Type the entries out again exactly as they read, but leave every picture behind.

╭─ Dataset excerpts

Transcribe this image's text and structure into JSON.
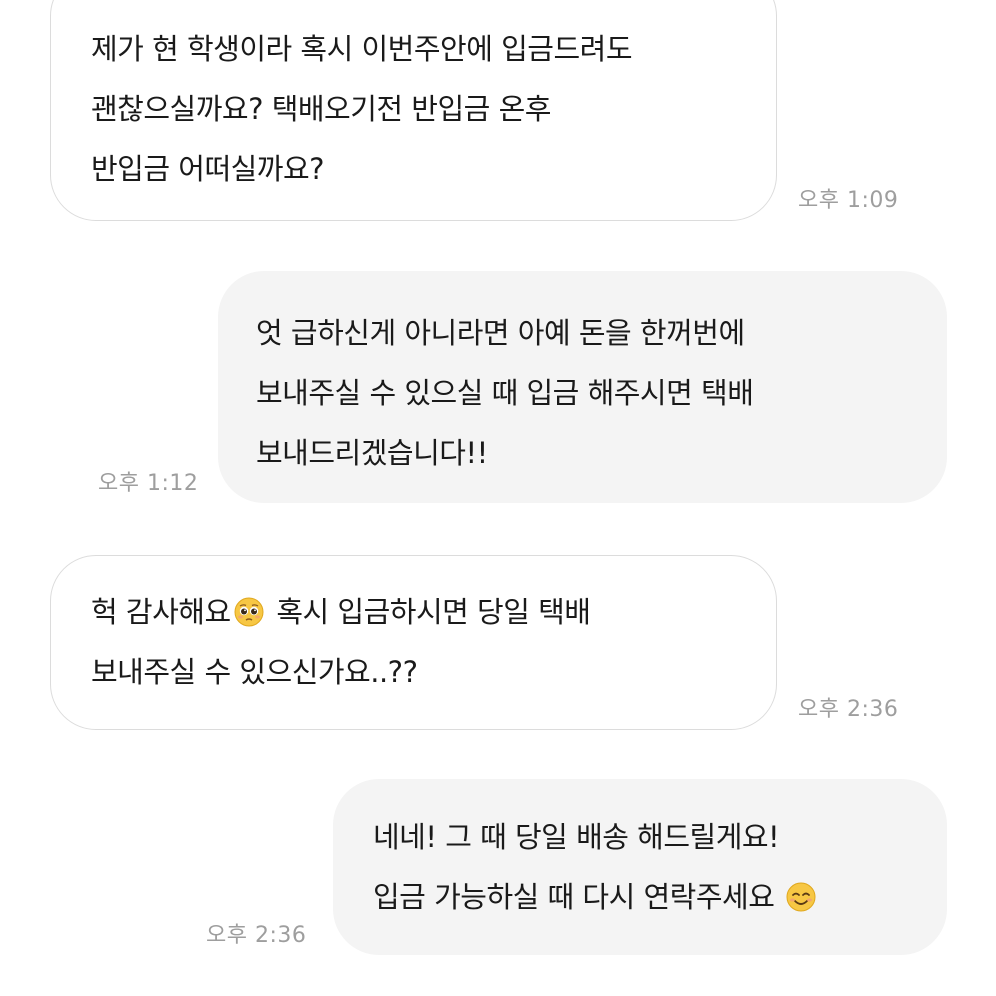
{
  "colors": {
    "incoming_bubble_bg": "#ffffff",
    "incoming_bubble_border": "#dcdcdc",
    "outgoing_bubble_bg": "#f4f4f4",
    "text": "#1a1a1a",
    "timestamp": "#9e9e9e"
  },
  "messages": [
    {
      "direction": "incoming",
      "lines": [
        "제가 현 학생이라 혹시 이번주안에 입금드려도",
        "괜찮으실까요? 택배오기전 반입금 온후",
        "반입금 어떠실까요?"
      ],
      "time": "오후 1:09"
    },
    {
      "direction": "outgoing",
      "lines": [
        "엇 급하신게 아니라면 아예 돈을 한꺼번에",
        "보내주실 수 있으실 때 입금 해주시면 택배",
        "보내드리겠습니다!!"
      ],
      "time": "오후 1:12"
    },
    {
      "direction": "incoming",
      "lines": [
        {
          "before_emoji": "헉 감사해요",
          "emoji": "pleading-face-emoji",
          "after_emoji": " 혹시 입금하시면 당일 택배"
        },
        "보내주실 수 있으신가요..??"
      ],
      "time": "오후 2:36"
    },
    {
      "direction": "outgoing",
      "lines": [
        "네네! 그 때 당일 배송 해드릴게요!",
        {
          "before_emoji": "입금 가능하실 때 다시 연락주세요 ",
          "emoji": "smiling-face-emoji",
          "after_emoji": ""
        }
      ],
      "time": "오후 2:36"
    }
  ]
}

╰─

* **Problem solution**:
Transcribe this image's text and structure into JSON.
{
  "colors": {
    "incoming_bubble_bg": "#ffffff",
    "incoming_bubble_border": "#dcdcdc",
    "outgoing_bubble_bg": "#f4f4f4",
    "text": "#1a1a1a",
    "timestamp": "#9e9e9e"
  },
  "messages": [
    {
      "direction": "incoming",
      "lines": [
        "제가 현 학생이라 혹시 이번주안에 입금드려도",
        "괜찮으실까요? 택배오기전 반입금 온후",
        "반입금 어떠실까요?"
      ],
      "time": "오후 1:09"
    },
    {
      "direction": "outgoing",
      "lines": [
        "엇 급하신게 아니라면 아예 돈을 한꺼번에",
        "보내주실 수 있으실 때 입금 해주시면 택배",
        "보내드리겠습니다!!"
      ],
      "time": "오후 1:12"
    },
    {
      "direction": "incoming",
      "lines": [
        {
          "before_emoji": "헉 감사해요",
          "emoji": "pleading-face-emoji",
          "after_emoji": " 혹시 입금하시면 당일 택배"
        },
        "보내주실 수 있으신가요..??"
      ],
      "time": "오후 2:36"
    },
    {
      "direction": "outgoing",
      "lines": [
        "네네! 그 때 당일 배송 해드릴게요!",
        {
          "before_emoji": "입금 가능하실 때 다시 연락주세요 ",
          "emoji": "smiling-face-emoji",
          "after_emoji": ""
        }
      ],
      "time": "오후 2:36"
    }
  ]
}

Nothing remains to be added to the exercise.